All-night surgery should end in many hospitals to focus on safer care, report says

At present, 25 hospitals provide round-the-clock emergency surgery, presenting staffing challenges

The provision of 24/7 emergency surgery should cease in a large number of hospitals in order to provide a safer service for patients and a more attractive one for staff, a new report recommends.

It proposes the creation of networks of hospitals in each region to provide emergency surgical care, saying this would deliver a higher-quality service to patients, preserve access to senior surgical decision-makers and create a better working environment for staff.

Acute surgical assessment units (ASAUs) should be provided in every hospital to receive emergencies; this would allow a reduction in the number of hospitals providing out-of-hours emergency general surgery, according to the report from the Royal College of Surgeons in Ireland.

At present, 25 hospitals are providing round-the-clock emergency surgery but due to staffing challenges there is a heavy reliance on expensive locum staff and doctors on the general register acting as specialists. Surgeons often have to work every third or fourth night, making it difficult to attract suitably qualified staff.


“The current situation is not sustainable,” RCSI vice-president Prof Deborah McNamara told The Irish Times. “At present, we cannot staff 25 surgical centres operating 24/7 with permanent, properly trained staff.”

Prof McNamara said she did not have a “fixed view” on how many centres should cease providing emergency surgery around the clock and suggested this decision could be made by proposed new regional health areas when they are established.

There are currently six ASAUs in hospitals, providing routine surgeries such as gallstone or appendix removal. Prof McNamara says their range of activity could be expanded to include urology procedures and plastic surgery.

Fewer hospitals should provide emergency surgery on a 24/7 basis, the Surgery for Ireland report says. “Access to emergency surgery can be preserved in a large number of hospitals, for example from 8am to 8pm, without the requirement for availability of overnight surgical activities.”

“Ensuring that surgeons are members of well-functioning emergency surgery networks offers the best chance of addressing the recruitment and retention challenges that are currently experienced by many of our hospitals.”

Advances in technology give surgeons more options than ever before, Prof McNamara pointed out. At the same time, greater life expectancy means emergency surgery patients are more complex.

“The majority of emergency operations can be delivered safely in most hospitals but the current system, with onerous on-call rotas and low volumes of high-risk cases in many hospitals, makes it difficult for the more complex emergency patients to receive the care they need.”

The report is critical of the “unprecedented and unacceptable” waiting times for patients needing scheduled surgery and says this strongly indicates a lack of resources for surgery.

But making necessary changes to unscheduled services must not reduce the number of hospitals currently performing surgery: “In fact, delivering out-of-hours unscheduled surgery at fewer hospital sites is critical to enable our health service to address the unmet need for scheduled surgery.”

Emergency surgery is safest when performed during normal working hours by fully-trained staff and where sufficient volumes of surgery are performed to maintain expertise, it points out.

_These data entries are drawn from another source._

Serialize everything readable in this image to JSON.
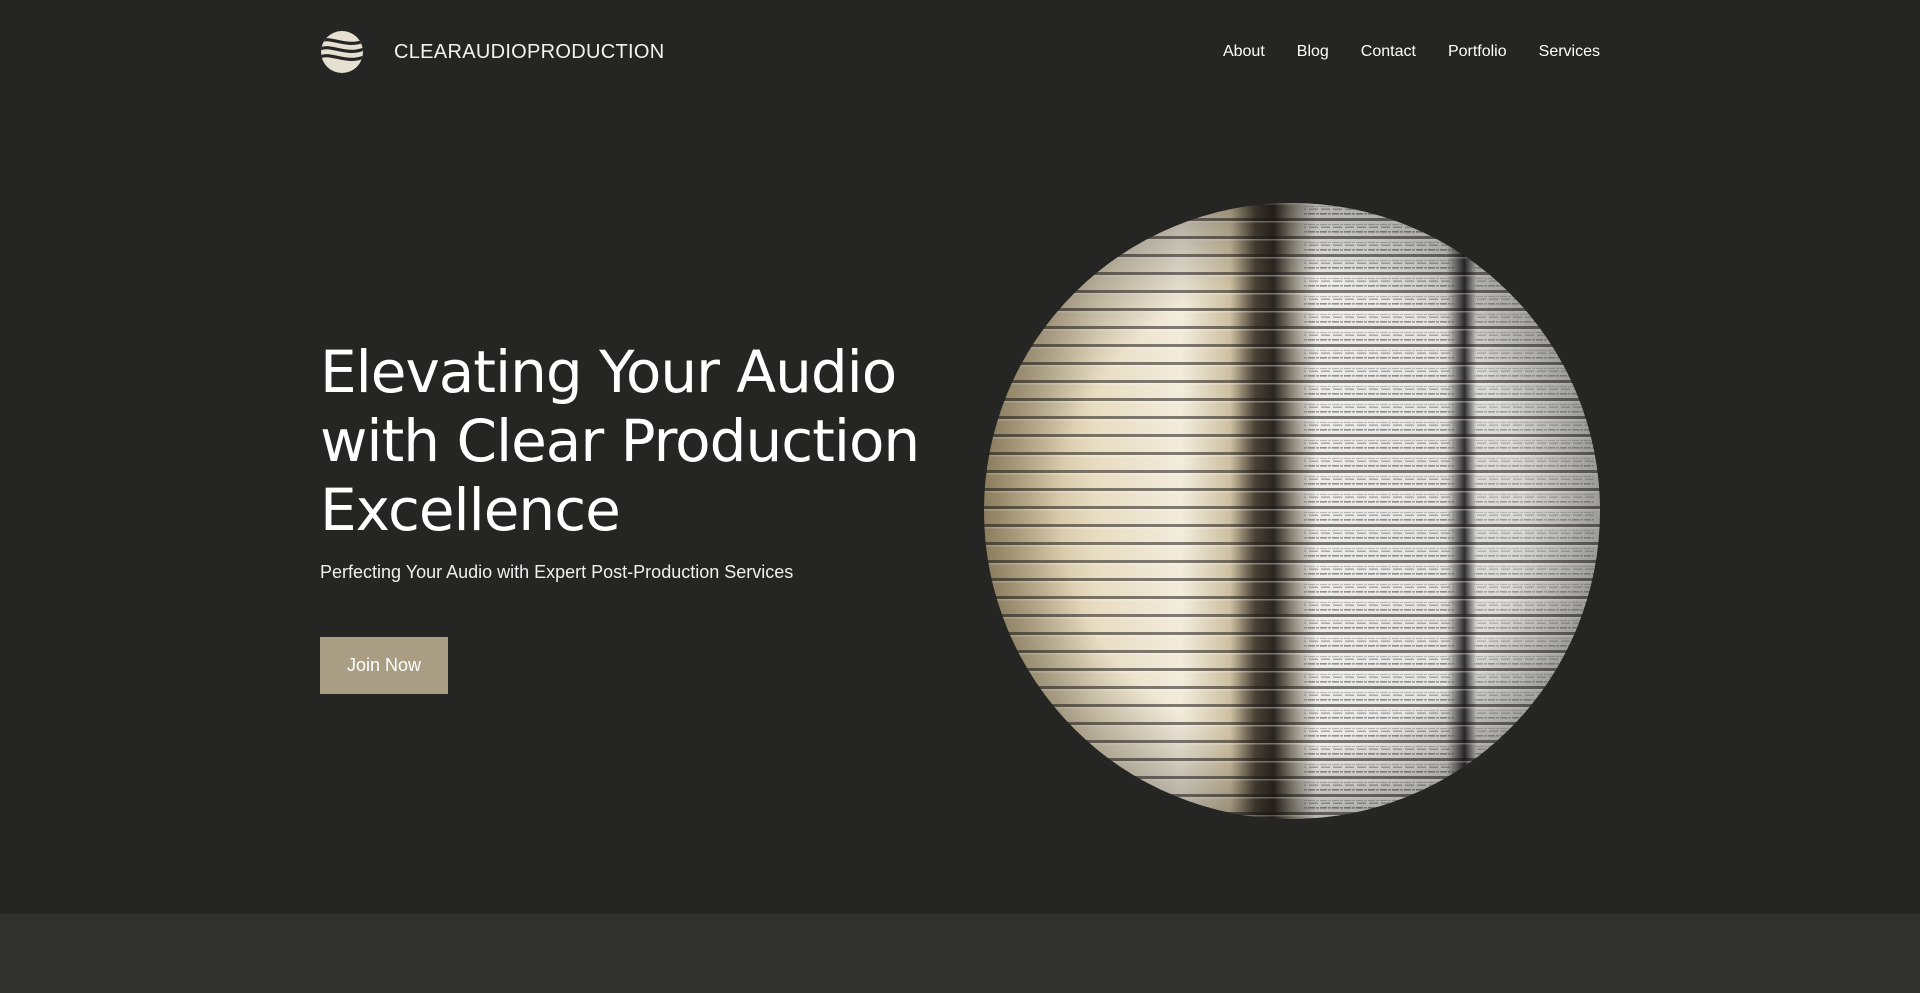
{
  "brand": {
    "name": "CLEARAUDIOPRODUCTION",
    "logo_icon": "wave-circle-logo"
  },
  "nav": {
    "items": [
      "About",
      "Blog",
      "Contact",
      "Portfolio",
      "Services"
    ]
  },
  "hero": {
    "title_lines": [
      "Elevating Your Audio",
      "with Clear Production",
      "Excellence"
    ],
    "subtitle": "Perfecting Your Audio with Expert Post-Production Services",
    "cta_label": "Join Now",
    "image": "stacked-newspapers-photo"
  },
  "colors": {
    "background": "#252523",
    "lower_band": "#31312e",
    "cta": "#a99e84",
    "logo": "#e6e0d3"
  }
}
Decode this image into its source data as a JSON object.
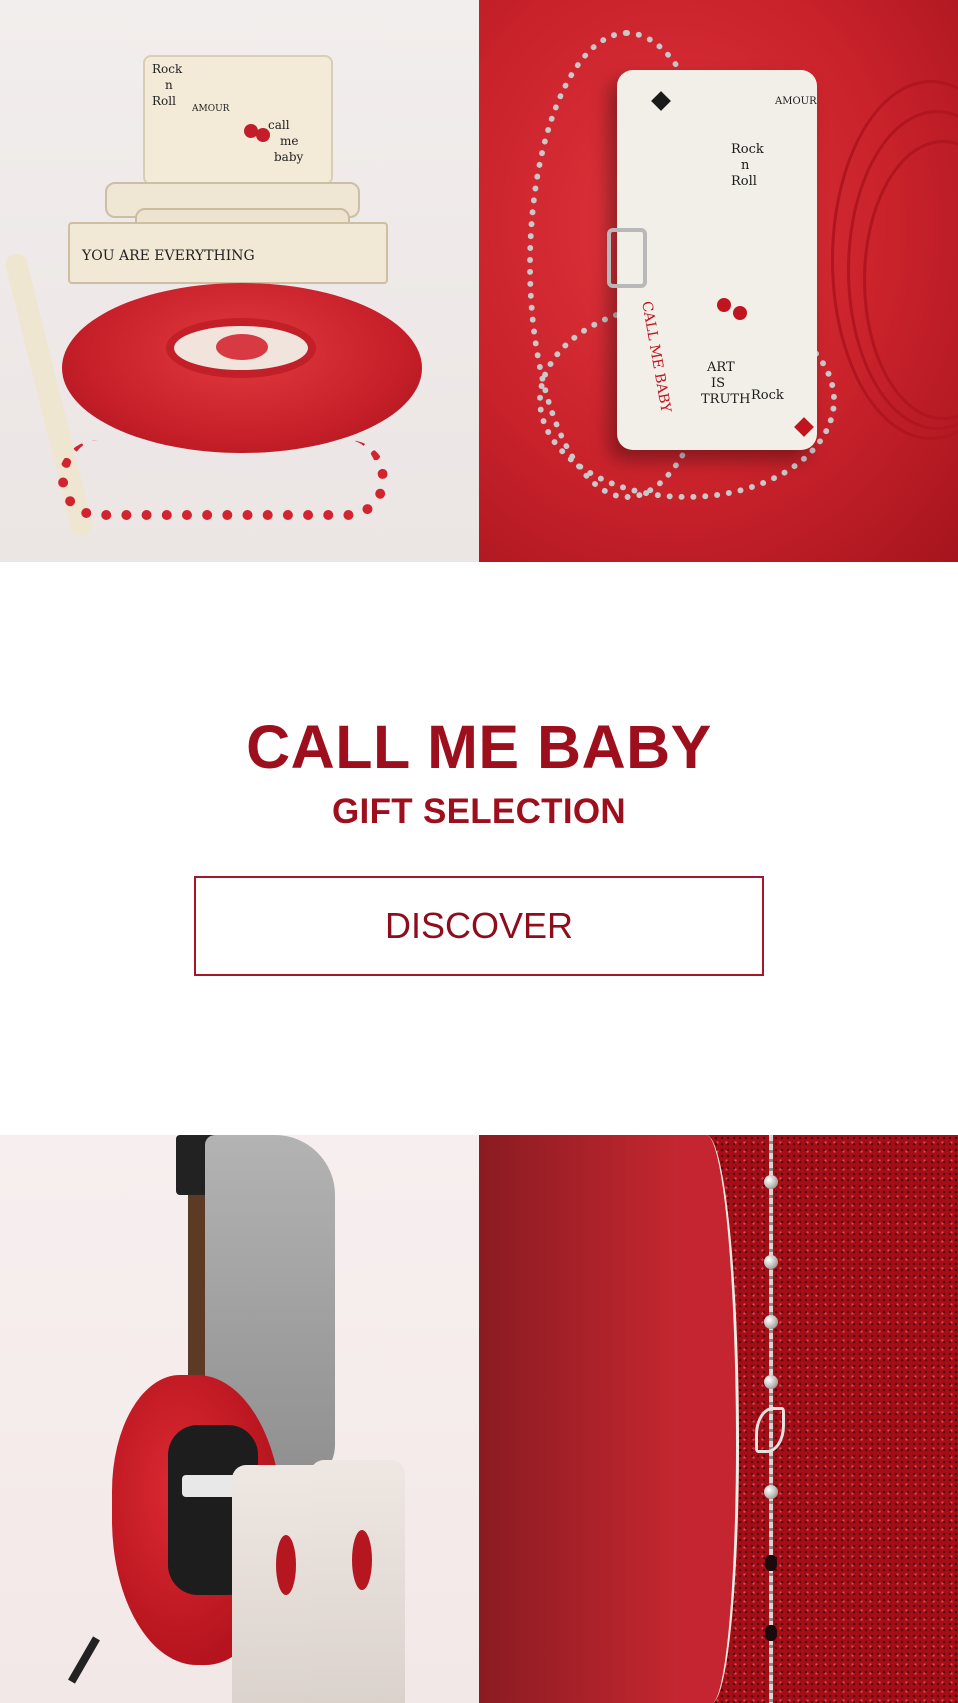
{
  "banner": {
    "headline": "CALL ME BABY",
    "subheadline": "GIFT SELECTION",
    "cta_label": "DISCOVER"
  },
  "images": {
    "top_left": {
      "scribbles": [
        "Rock",
        "n",
        "Roll",
        "AMOUR",
        "call",
        "me",
        "baby",
        "YOU ARE EVERYTHING"
      ]
    },
    "top_right": {
      "scribbles": [
        "AMOUR",
        "Rock",
        "n",
        "Roll",
        "CALL ME BABY",
        "ART",
        "IS",
        "TRUTH",
        "Rock"
      ]
    }
  },
  "colors": {
    "brand_red": "#9e0f1d",
    "button_border": "#a3172a",
    "background": "#ffffff"
  }
}
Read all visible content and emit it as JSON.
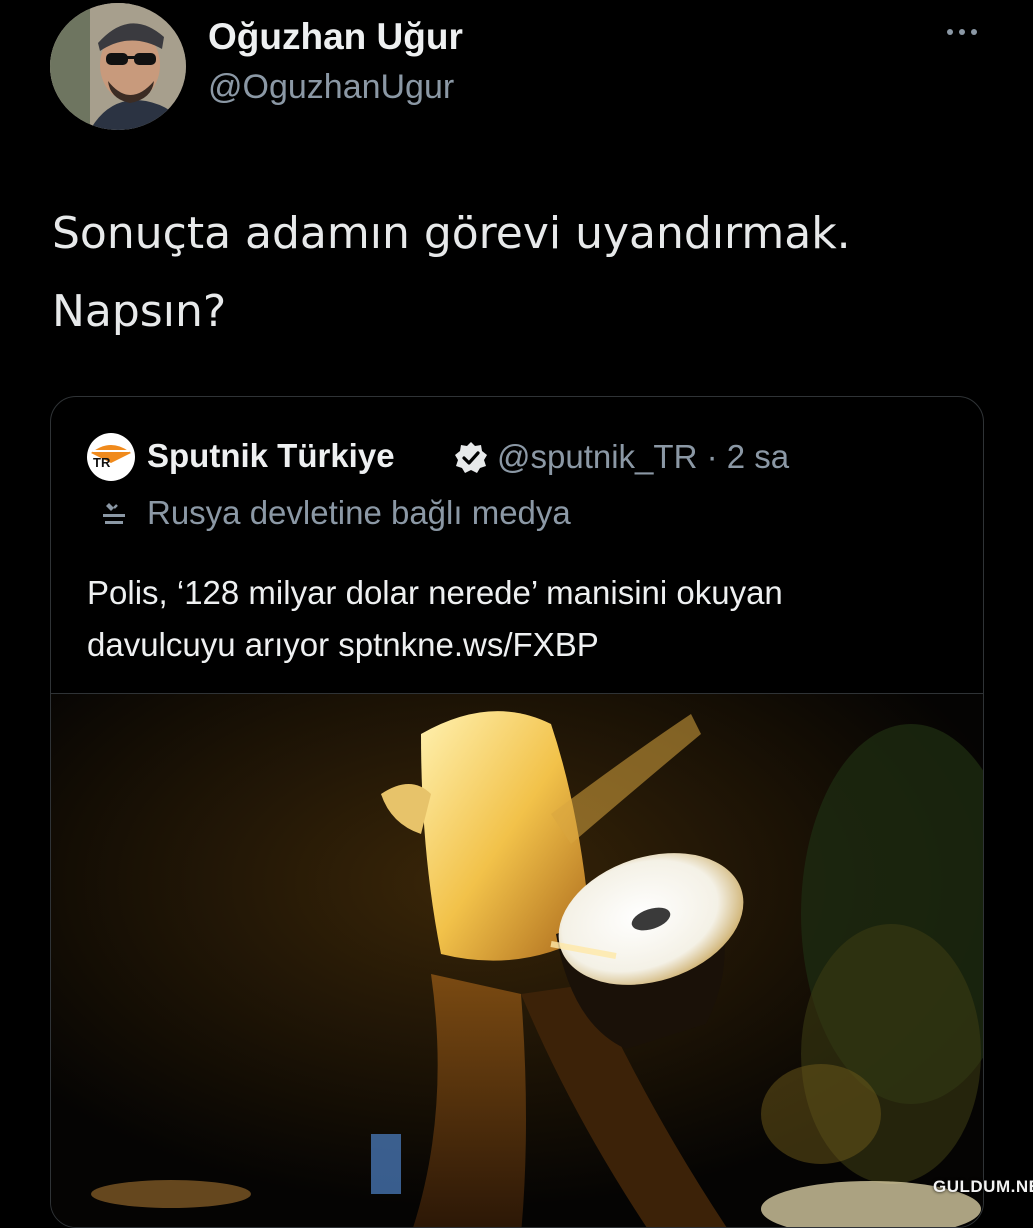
{
  "author": {
    "name": "Oğuzhan Uğur",
    "handle": "@OguzhanUgur",
    "avatar_icon": "user-avatar"
  },
  "menu": {
    "icon": "more-options-icon"
  },
  "tweet": {
    "lines": [
      "Sonuçta adamın görevi uyandırmak.",
      "Napsın?"
    ]
  },
  "quote": {
    "logo_text": "TR",
    "name": "Sputnik Türkiye",
    "verified_icon": "verified-badge-icon",
    "handle_time": "@sputnik_TR · 2 sa",
    "label_icon": "state-media-icon",
    "label": "Rusya devletine bağlı medya",
    "text_lines": [
      "Polis, ‘128 milyar dolar nerede’ manisini okuyan",
      "davulcuyu arıyor sptnkne.ws/FXBP"
    ]
  },
  "watermark": "GULDUM.NET",
  "colors": {
    "background": "#000000",
    "secondary_text": "#8b98a5",
    "verified": "#e7e9ea",
    "border": "#2f3336"
  }
}
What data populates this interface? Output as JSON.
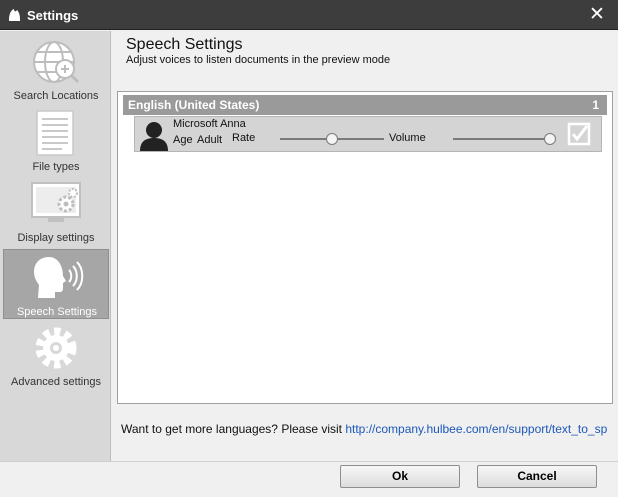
{
  "window": {
    "title": "Settings",
    "title_icon": "app-logo-icon",
    "close_glyph": "✕"
  },
  "sidebar": {
    "items": [
      {
        "label": "Search Locations",
        "icon": "globe-search-icon",
        "active": false
      },
      {
        "label": "File types",
        "icon": "document-icon",
        "active": false
      },
      {
        "label": "Display settings",
        "icon": "display-gear-icon",
        "active": false
      },
      {
        "label": "Speech Settings",
        "icon": "speaking-head-icon",
        "active": true
      },
      {
        "label": "Advanced settings",
        "icon": "gear-icon",
        "active": false
      }
    ]
  },
  "main": {
    "heading": "Speech Settings",
    "subheading": "Adjust voices to listen documents in the preview mode",
    "language_group": {
      "name": "English (United States)",
      "count": "1"
    },
    "voice": {
      "name": "Microsoft Anna",
      "age_label": "Age",
      "age_value": "Adult",
      "rate_label": "Rate",
      "rate_level": 0.5,
      "volume_label": "Volume",
      "volume_level": 0.95,
      "enabled": true,
      "avatar_icon": "person-silhouette-icon"
    },
    "more_languages_text": "Want to get more languages? Please visit ",
    "more_languages_link": "http://company.hulbee.com/en/support/text_to_sp"
  },
  "footer": {
    "ok_label": "Ok",
    "cancel_label": "Cancel"
  },
  "colors": {
    "titlebar": "#3d3d3d",
    "sidebar": "#d8d8d8",
    "active_item": "#a6a6a6",
    "group_header": "#9a9a9a",
    "link": "#1c58b8"
  }
}
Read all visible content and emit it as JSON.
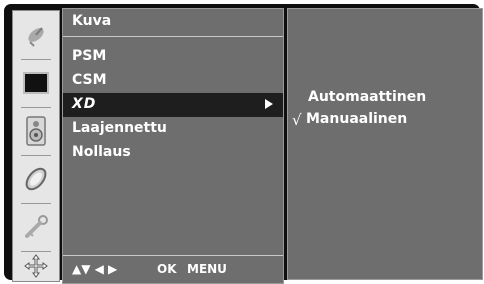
{
  "menu": {
    "title": "Kuva",
    "items": [
      {
        "label": "PSM"
      },
      {
        "label": "CSM"
      },
      {
        "label": "XD"
      },
      {
        "label": "Laajennettu"
      },
      {
        "label": "Nollaus"
      }
    ],
    "selected_index": 2
  },
  "navigation_hint": {
    "arrows": "▲▼  ◀ ▶",
    "ok": "OK",
    "menu": "MENU"
  },
  "submenu": {
    "options": [
      {
        "label": "Automaattinen",
        "checked": false
      },
      {
        "label": "Manuaalinen",
        "checked": true
      }
    ],
    "check_mark": "√"
  },
  "icons": [
    "satellite-dish-icon",
    "screen-icon",
    "speaker-icon",
    "clock-icon",
    "key-icon",
    "option-arrows-icon"
  ]
}
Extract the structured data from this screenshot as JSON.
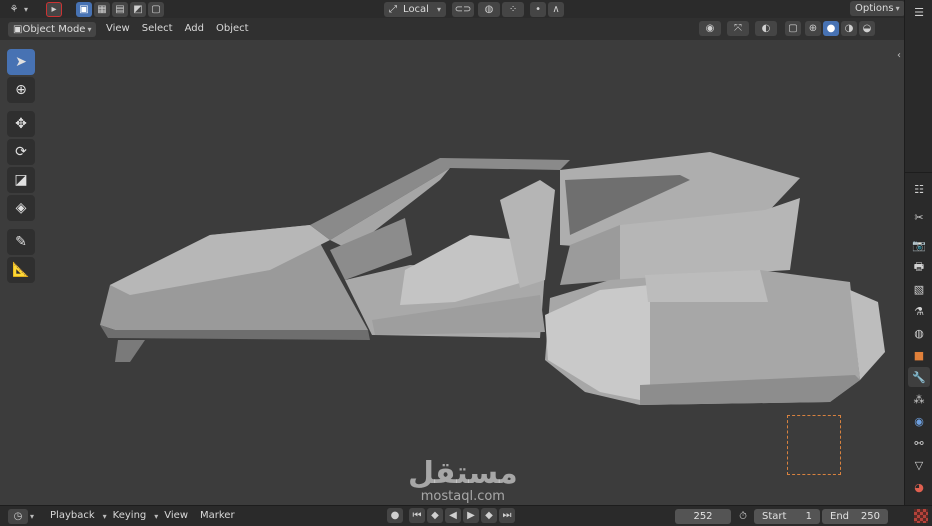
{
  "topbar": {
    "transform_orientation": "Local",
    "options_label": "Options"
  },
  "header": {
    "mode": "Object Mode",
    "menus": [
      "View",
      "Select",
      "Add",
      "Object"
    ]
  },
  "toolbar": {
    "tools": [
      "select-box",
      "cursor",
      "move",
      "rotate",
      "scale",
      "transform",
      "annotate",
      "measure"
    ]
  },
  "properties_tabs": [
    "tool",
    "render",
    "output",
    "view-layer",
    "scene",
    "world",
    "object",
    "modifiers",
    "particles",
    "physics",
    "constraints",
    "data",
    "material"
  ],
  "timeline": {
    "menus": [
      "Playback",
      "Keying",
      "View",
      "Marker"
    ],
    "current_frame": "252",
    "start_label": "Start",
    "start_value": "1",
    "end_label": "End",
    "end_value": "250"
  },
  "watermark": {
    "arabic": "مستقل",
    "latin": "mostaql.com"
  },
  "colors": {
    "accent": "#4772b3",
    "background": "#3c3c3c",
    "camera_frame": "#d9823f"
  }
}
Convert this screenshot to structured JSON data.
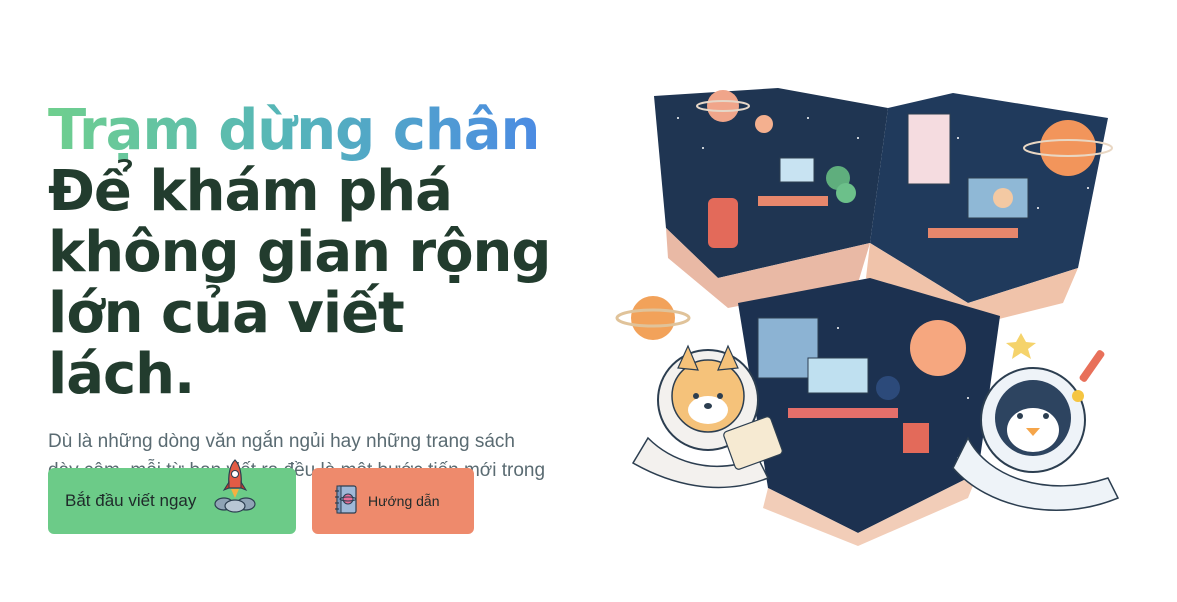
{
  "hero": {
    "headline_accent": "Trạm dừng chân",
    "headline_line1": "Để khám phá",
    "headline_line2": "không gian rộng",
    "headline_line3": "lớn của viết lách.",
    "description": "Dù là những dòng văn ngắn ngủi hay những trang sách dày cộm, mỗi từ bạn viết ra đều là một bước tiến mới trong hành trình của bạn."
  },
  "actions": {
    "start_label": "Bắt đầu viết ngay",
    "guide_label": "Hướng dẫn"
  },
  "icons": {
    "start": "rocket-icon",
    "guide": "notebook-icon"
  },
  "colors": {
    "headline_dark": "#223c2e",
    "gradient_start": "#6fcf8e",
    "gradient_end": "#4a86e8",
    "primary_button": "#6ccb88",
    "secondary_button": "#ee8a6c",
    "body_text": "#5a6b72"
  }
}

It proposes a networked system of emergency surgical care delivered “as near as possible to the patient’s home”. Each surgery network should comprise injury units, ASAUs for straightforward cases, emergency surgery units and emergency surgery centres, supported by an elective hospital.

The emergency surgery centres would operate 24/7 and draw on round-the-clock radiology and endoscopy services. The emergency surgery units would be staffed to provide surgery for eight to 12 hours a day, either five or seven days a week, depending on their location and caseload.

The current system, where surgeons are not exclusively responsible for emergency surgery as part of their normal working week, pays insufficient attention to the needs of older patients with complex needs, according to the report.

“The networked approach that is described will deliver a higher-quality service to patients and will preserve access across the country to senior surgical decision-makers while creating a working environment that is optimal for training, recruitment and retention of staff.”

Paul Cullen

Paul Cullen

Paul Cullen is Health Editor of The Irish Times